In your copy, leave out the pictures and repeat the entries below exactly.

* **Record set**:
####
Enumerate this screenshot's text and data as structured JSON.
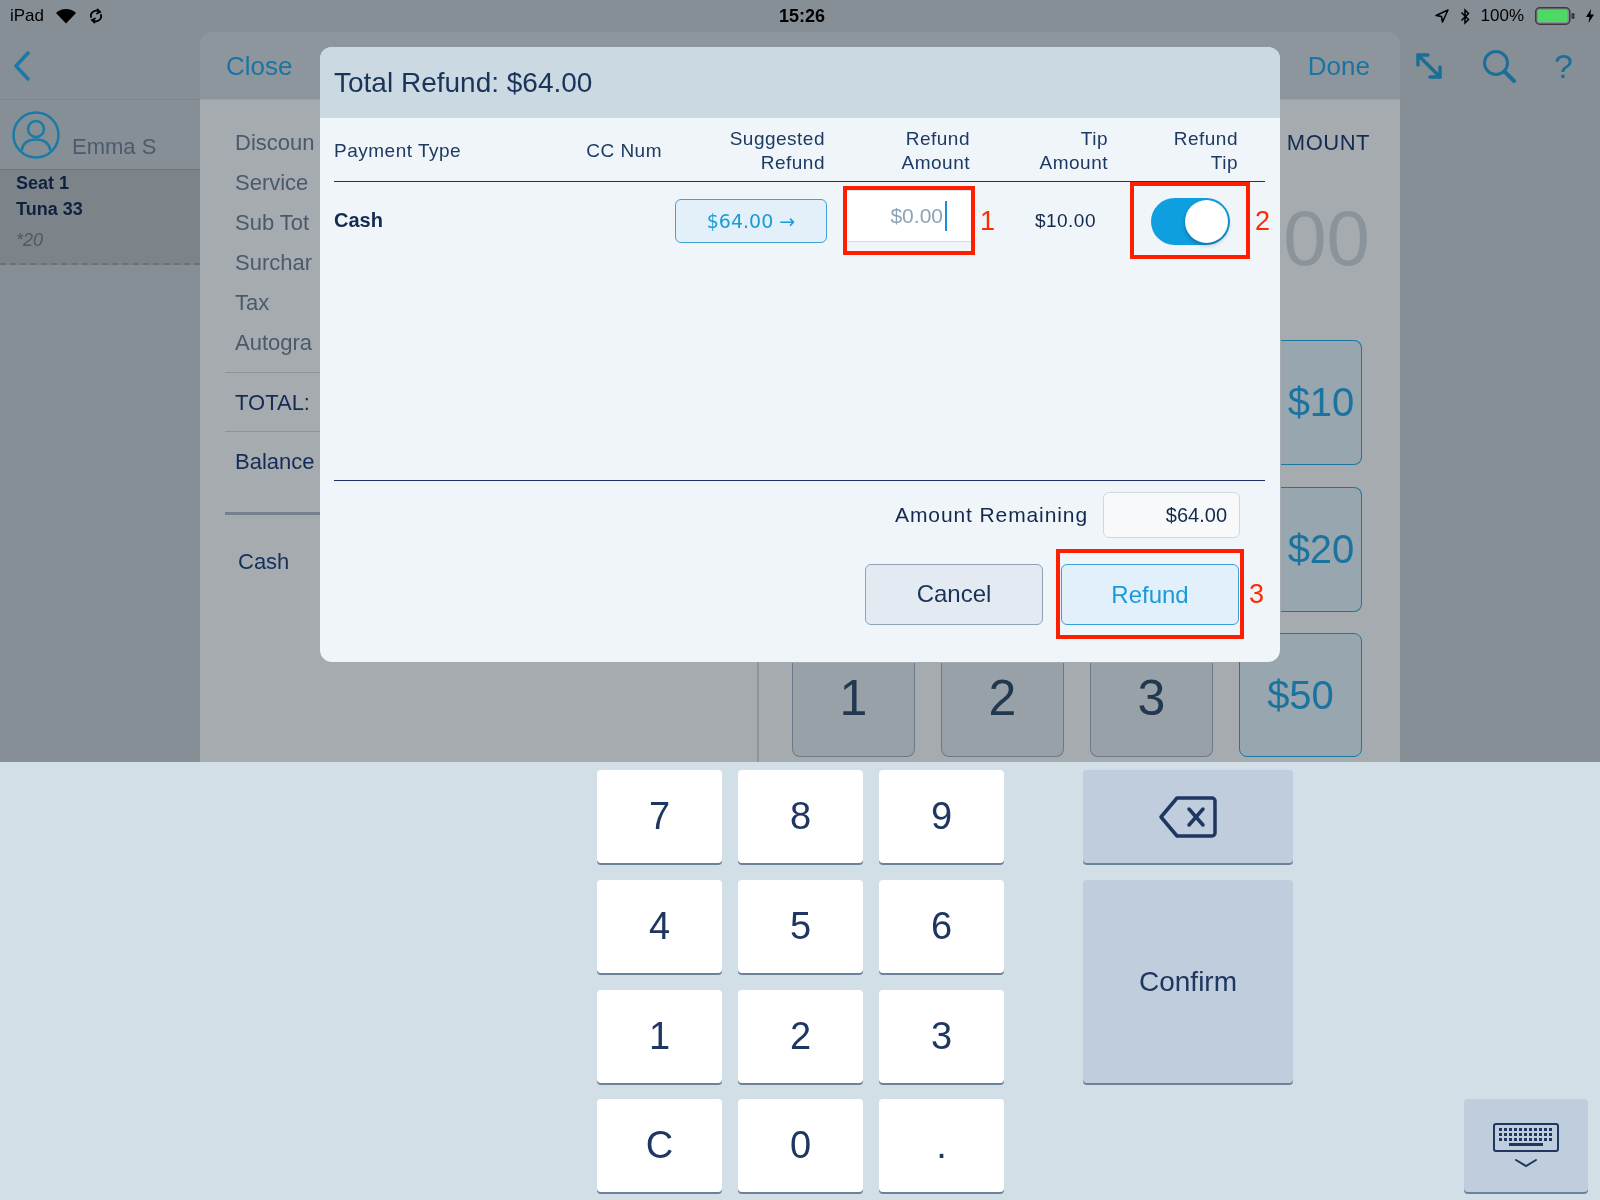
{
  "status_bar": {
    "device": "iPad",
    "time": "15:26",
    "battery": "100%"
  },
  "customer": {
    "name": "Emma S",
    "seat": "Seat 1",
    "item": "Tuna 33",
    "note": "*20"
  },
  "order_panel": {
    "close": "Close",
    "done": "Done",
    "summary": [
      {
        "label": "Discoun",
        "kind": "charge"
      },
      {
        "label": "Service",
        "kind": "charge"
      },
      {
        "label": "Sub Tot",
        "kind": "charge"
      },
      {
        "label": "Surchar",
        "kind": "charge"
      },
      {
        "label": "Tax",
        "kind": "charge"
      },
      {
        "label": "Autogra",
        "kind": "charge"
      },
      {
        "label": "TOTAL:",
        "kind": "total"
      },
      {
        "label": "Balance",
        "kind": "balance"
      }
    ],
    "payments": [
      "Cash"
    ],
    "amount_heading": "MOUNT",
    "amount_value": "00",
    "quick_amounts": [
      "$10",
      "$20"
    ],
    "bottom_row": [
      {
        "label": "1",
        "kind": "digit"
      },
      {
        "label": "2",
        "kind": "digit"
      },
      {
        "label": "3",
        "kind": "digit"
      },
      {
        "label": "$50",
        "kind": "amount"
      }
    ]
  },
  "toolbar": {
    "help": "?"
  },
  "refund_dialog": {
    "title": "Total Refund: $64.00",
    "columns": [
      "Payment Type",
      "CC Num",
      "Suggested\nRefund",
      "Refund\nAmount",
      "Tip\nAmount",
      "Refund\nTip"
    ],
    "rows": [
      {
        "payment_type": "Cash",
        "suggested_refund": "$64.00 →",
        "refund_amount": {
          "placeholder": "$0.00",
          "focused": true,
          "callout": "1"
        },
        "tip_amount": "$10.00",
        "refund_tip": {
          "on": true,
          "callout": "2"
        }
      }
    ],
    "amount_remaining": {
      "label": "Amount Remaining",
      "value": "$64.00"
    },
    "buttons": [
      {
        "label": "Cancel",
        "kind": "secondary"
      },
      {
        "label": "Refund",
        "kind": "primary",
        "callout": "3"
      }
    ]
  },
  "keyboard": {
    "keys": [
      "7",
      "8",
      "9",
      "4",
      "5",
      "6",
      "1",
      "2",
      "3",
      "C",
      "0",
      "."
    ],
    "confirm": "Confirm"
  }
}
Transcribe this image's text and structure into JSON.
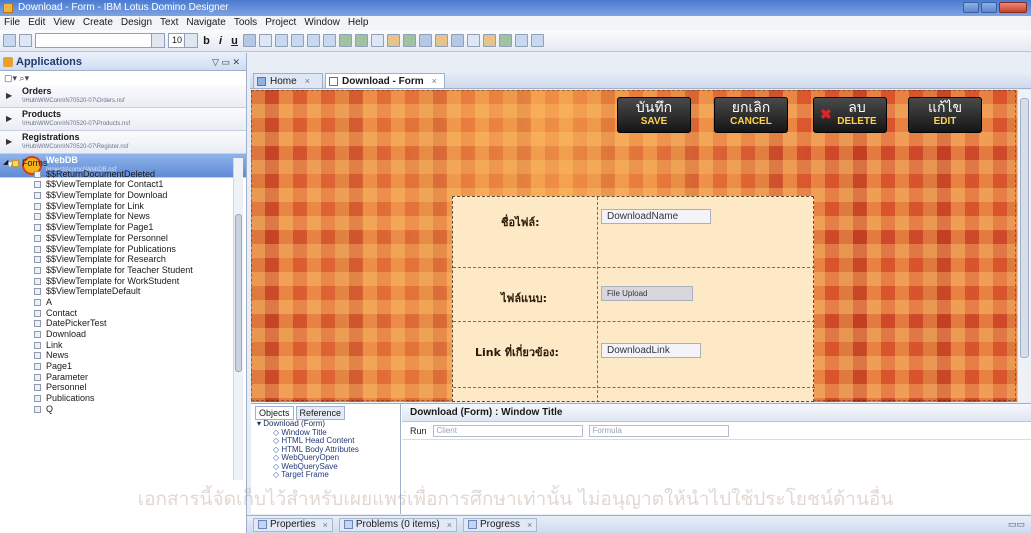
{
  "window": {
    "title": "Download - Form - IBM Lotus Domino Designer"
  },
  "menu": [
    "File",
    "Edit",
    "View",
    "Create",
    "Design",
    "Text",
    "Navigate",
    "Tools",
    "Project",
    "Window",
    "Help"
  ],
  "toolbar": {
    "font_size": "10"
  },
  "applications": {
    "title": "Applications",
    "databases": [
      {
        "name": "Orders",
        "path": "\\\\Hub\\WWConn\\N70520-07\\Orders.nsf"
      },
      {
        "name": "Products",
        "path": "\\\\Hub\\WWConn\\N70520-07\\Products.nsf"
      },
      {
        "name": "Registrations",
        "path": "\\\\Hub\\WWConn\\N70520-07\\Register.nsf"
      },
      {
        "name": "WebDB",
        "path": "projects\\comci\\WebDB.nsf"
      }
    ],
    "tree": [
      {
        "label": "Forms",
        "kind": "folder"
      },
      {
        "label": "$$ReturnDocumentDeleted",
        "kind": "item"
      },
      {
        "label": "$$ViewTemplate for Contact1",
        "kind": "item"
      },
      {
        "label": "$$ViewTemplate for Download",
        "kind": "item"
      },
      {
        "label": "$$ViewTemplate for Link",
        "kind": "item"
      },
      {
        "label": "$$ViewTemplate for News",
        "kind": "item"
      },
      {
        "label": "$$ViewTemplate for Page1",
        "kind": "item"
      },
      {
        "label": "$$ViewTemplate for Personnel",
        "kind": "item"
      },
      {
        "label": "$$ViewTemplate for Publications",
        "kind": "item"
      },
      {
        "label": "$$ViewTemplate for Research",
        "kind": "item"
      },
      {
        "label": "$$ViewTemplate for Teacher Student",
        "kind": "item"
      },
      {
        "label": "$$ViewTemplate for WorkStudent",
        "kind": "item"
      },
      {
        "label": "$$ViewTemplateDefault",
        "kind": "item"
      },
      {
        "label": "A",
        "kind": "item"
      },
      {
        "label": "Contact",
        "kind": "item"
      },
      {
        "label": "DatePickerTest",
        "kind": "item"
      },
      {
        "label": "Download",
        "kind": "item"
      },
      {
        "label": "Link",
        "kind": "item"
      },
      {
        "label": "News",
        "kind": "item"
      },
      {
        "label": "Page1",
        "kind": "item"
      },
      {
        "label": "Parameter",
        "kind": "item"
      },
      {
        "label": "Personnel",
        "kind": "item"
      },
      {
        "label": "Publications",
        "kind": "item"
      },
      {
        "label": "Q",
        "kind": "item"
      }
    ]
  },
  "editor": {
    "tabs": [
      {
        "label": "Home",
        "active": false
      },
      {
        "label": "Download - Form",
        "active": true
      }
    ],
    "actions": [
      {
        "th": "บันทึก",
        "en": "SAVE"
      },
      {
        "th": "ยกเลิก",
        "en": "CANCEL"
      },
      {
        "th": "ลบ",
        "en": "DELETE"
      },
      {
        "th": "แก้ไข",
        "en": "EDIT"
      }
    ],
    "form": {
      "rows": [
        {
          "label": "ชื่อไฟล์:",
          "field": "DownloadName"
        },
        {
          "label": "ไฟล์แนบ:",
          "field": "File Upload"
        },
        {
          "label": "Link ที่เกี่ยวข้อง:",
          "field": "DownloadLink"
        }
      ]
    }
  },
  "objects": {
    "tabs": [
      "Objects",
      "Reference"
    ],
    "root": "Download (Form)",
    "items": [
      "Window Title",
      "HTML Head Content",
      "HTML Body Attributes",
      "WebQueryOpen",
      "WebQuerySave",
      "Target Frame"
    ]
  },
  "script": {
    "title": "Download (Form) : Window Title",
    "run_label": "Run",
    "run_value": "Client",
    "type_value": "Formula"
  },
  "statusbar": [
    {
      "label": "Properties"
    },
    {
      "label": "Problems (0 items)"
    },
    {
      "label": "Progress"
    }
  ],
  "watermark": {
    "line": "เอกสารนี้จัดเก็บไว้สำหรับเผยแพร่เพื่อการศึกษาเท่านั้น ไม่อนุญาตให้นำไปใช้ประโยชน์ด้านอื่น",
    "big": "จอมเกล้า"
  }
}
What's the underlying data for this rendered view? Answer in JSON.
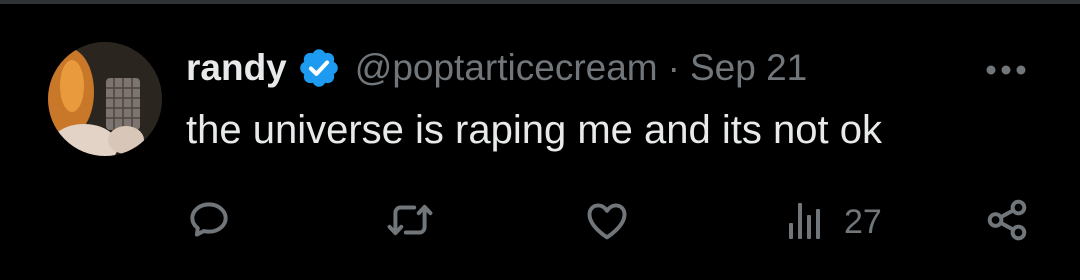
{
  "post": {
    "author": {
      "display_name": "randy",
      "handle": "@poptarticecream",
      "verified": true,
      "avatar": "avatar"
    },
    "separator": "·",
    "date": "Sep 21",
    "text": "the universe is raping me and its not ok",
    "actions": {
      "reply": {
        "icon": "reply-icon"
      },
      "repost": {
        "icon": "repost-icon"
      },
      "like": {
        "icon": "like-icon"
      },
      "views": {
        "icon": "views-icon",
        "count": "27"
      },
      "share": {
        "icon": "share-icon"
      }
    },
    "more": {
      "icon": "more-icon"
    }
  },
  "colors": {
    "background": "#000000",
    "primary_text": "#e7e9ea",
    "secondary_text": "#71767b",
    "verified_badge": "#1d9bf0",
    "divider": "#2f3336"
  }
}
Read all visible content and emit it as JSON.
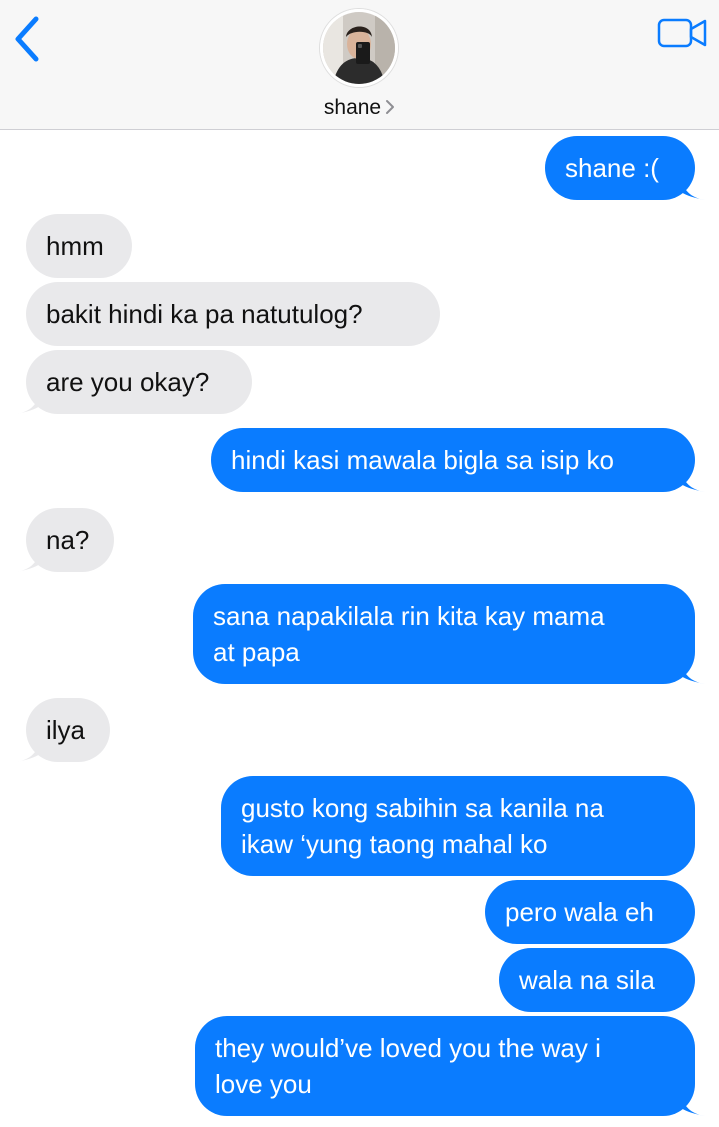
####
* **Reply**:
Enumerate this screenshot's text and data as structured JSON.
{
  "status_bar": {
    "device": "iPad",
    "time": "15:26",
    "battery": "100%"
  },
  "customer": {
    "name": "Emma S",
    "seat": "Seat 1",
    "item": "Tuna 33",
    "note": "*20"
  },
  "order_panel": {
    "close": "Close",
    "done": "Done",
    "summary": [
      {
        "label": "Discoun",
        "kind": "charge"
      },
      {
        "label": "Service",
        "kind": "charge"
      },
      {
        "label": "Sub Tot",
        "kind": "charge"
      },
      {
        "label": "Surchar",
        "kind": "charge"
      },
      {
        "label": "Tax",
        "kind": "charge"
      },
      {
        "label": "Autogra",
        "kind": "charge"
      },
      {
        "label": "TOTAL:",
        "kind": "total"
      },
      {
        "label": "Balance",
        "kind": "balance"
      }
    ],
    "payments": [
      "Cash"
    ],
    "amount_heading": "MOUNT",
    "amount_value": "00",
    "quick_amounts": [
      "$10",
      "$20"
    ],
    "bottom_row": [
      {
        "label": "1",
        "kind": "digit"
      },
      {
        "label": "2",
        "kind": "digit"
      },
      {
        "label": "3",
        "kind": "digit"
      },
      {
        "label": "$50",
        "kind": "amount"
      }
    ]
  },
  "toolbar": {
    "help": "?"
  },
  "refund_dialog": {
    "title": "Total Refund: $64.00",
    "columns": [
      "Payment Type",
      "CC Num",
      "Suggested\nRefund",
      "Refund\nAmount",
      "Tip\nAmount",
      "Refund\nTip"
    ],
    "rows": [
      {
        "payment_type": "Cash",
        "suggested_refund": "$64.00 →",
        "refund_amount": {
          "placeholder": "$0.00",
          "focused": true,
          "callout": "1"
        },
        "tip_amount": "$10.00",
        "refund_tip": {
          "on": true,
          "callout": "2"
        }
      }
    ],
    "amount_remaining": {
      "label": "Amount Remaining",
      "value": "$64.00"
    },
    "buttons": [
      {
        "label": "Cancel",
        "kind": "secondary"
      },
      {
        "label": "Refund",
        "kind": "primary",
        "callout": "3"
      }
    ]
  },
  "keyboard": {
    "keys": [
      "7",
      "8",
      "9",
      "4",
      "5",
      "6",
      "1",
      "2",
      "3",
      "C",
      "0",
      "."
    ],
    "confirm": "Confirm"
  }
}
Transcribe this image's text and structure into JSON.
{
  "window": {
    "title": "Download - Form - IBM Lotus Domino Designer"
  },
  "menu": [
    "File",
    "Edit",
    "View",
    "Create",
    "Design",
    "Text",
    "Navigate",
    "Tools",
    "Project",
    "Window",
    "Help"
  ],
  "toolbar": {
    "font_size": "10"
  },
  "applications": {
    "title": "Applications",
    "databases": [
      {
        "name": "Orders",
        "path": "\\\\Hub\\WWConn\\N70520-07\\Orders.nsf"
      },
      {
        "name": "Products",
        "path": "\\\\Hub\\WWConn\\N70520-07\\Products.nsf"
      },
      {
        "name": "Registrations",
        "path": "\\\\Hub\\WWConn\\N70520-07\\Register.nsf"
      },
      {
        "name": "WebDB",
        "path": "projects\\comci\\WebDB.nsf"
      }
    ],
    "tree": [
      {
        "label": "Forms",
        "kind": "folder"
      },
      {
        "label": "$$ReturnDocumentDeleted",
        "kind": "item"
      },
      {
        "label": "$$ViewTemplate for Contact1",
        "kind": "item"
      },
      {
        "label": "$$ViewTemplate for Download",
        "kind": "item"
      },
      {
        "label": "$$ViewTemplate for Link",
        "kind": "item"
      },
      {
        "label": "$$ViewTemplate for News",
        "kind": "item"
      },
      {
        "label": "$$ViewTemplate for Page1",
        "kind": "item"
      },
      {
        "label": "$$ViewTemplate for Personnel",
        "kind": "item"
      },
      {
        "label": "$$ViewTemplate for Publications",
        "kind": "item"
      },
      {
        "label": "$$ViewTemplate for Research",
        "kind": "item"
      },
      {
        "label": "$$ViewTemplate for Teacher Student",
        "kind": "item"
      },
      {
        "label": "$$ViewTemplate for WorkStudent",
        "kind": "item"
      },
      {
        "label": "$$ViewTemplateDefault",
        "kind": "item"
      },
      {
        "label": "A",
        "kind": "item"
      },
      {
        "label": "Contact",
        "kind": "item"
      },
      {
        "label": "DatePickerTest",
        "kind": "item"
      },
      {
        "label": "Download",
        "kind": "item"
      },
      {
        "label": "Link",
        "kind": "item"
      },
      {
        "label": "News",
        "kind": "item"
      },
      {
        "label": "Page1",
        "kind": "item"
      },
      {
        "label": "Parameter",
        "kind": "item"
      },
      {
        "label": "Personnel",
        "kind": "item"
      },
      {
        "label": "Publications",
        "kind": "item"
      },
      {
        "label": "Q",
        "kind": "item"
      }
    ]
  },
  "editor": {
    "tabs": [
      {
        "label": "Home",
        "active": false
      },
      {
        "label": "Download - Form",
        "active": true
      }
    ],
    "actions": [
      {
        "th": "บันทึก",
        "en": "SAVE"
      },
      {
        "th": "ยกเลิก",
        "en": "CANCEL"
      },
      {
        "th": "ลบ",
        "en": "DELETE"
      },
      {
        "th": "แก้ไข",
        "en": "EDIT"
      }
    ],
    "form": {
      "rows": [
        {
          "label": "ชื่อไฟล์:",
          "field": "DownloadName"
        },
        {
          "label": "ไฟล์แนบ:",
          "field": "File Upload"
        },
        {
          "label": "Link ที่เกี่ยวข้อง:",
          "field": "DownloadLink"
        }
      ]
    }
  },
  "objects": {
    "tabs": [
      "Objects",
      "Reference"
    ],
    "root": "Download (Form)",
    "items": [
      "Window Title",
      "HTML Head Content",
      "HTML Body Attributes",
      "WebQueryOpen",
      "WebQuerySave",
      "Target Frame"
    ]
  },
  "script": {
    "title": "Download (Form) : Window Title",
    "run_label": "Run",
    "run_value": "Client",
    "type_value": "Formula"
  },
  "statusbar": [
    {
      "label": "Properties"
    },
    {
      "label": "Problems (0 items)"
    },
    {
      "label": "Progress"
    }
  ],
  "watermark": {
    "line": "เอกสารนี้จัดเก็บไว้สำหรับเผยแพร่เพื่อการศึกษาเท่านั้น ไม่อนุญาตให้นำไปใช้ประโยชน์ด้านอื่น",
    "big": "จอมเกล้า"
  }
}
What's the underlying data for this rendered view? Answer in JSON.
{
  "post": {
    "author": {
      "display_name": "randy",
      "handle": "@poptarticecream",
      "verified": true,
      "avatar": "avatar"
    },
    "separator": "·",
    "date": "Sep 21",
    "text": "the universe is raping me and its not ok",
    "actions": {
      "reply": {
        "icon": "reply-icon"
      },
      "repost": {
        "icon": "repost-icon"
      },
      "like": {
        "icon": "like-icon"
      },
      "views": {
        "icon": "views-icon",
        "count": "27"
      },
      "share": {
        "icon": "share-icon"
      }
    },
    "more": {
      "icon": "more-icon"
    }
  },
  "colors": {
    "background": "#000000",
    "primary_text": "#e7e9ea",
    "secondary_text": "#71767b",
    "verified_badge": "#1d9bf0",
    "divider": "#2f3336"
  }
}
Read all visible content and emit it as JSON.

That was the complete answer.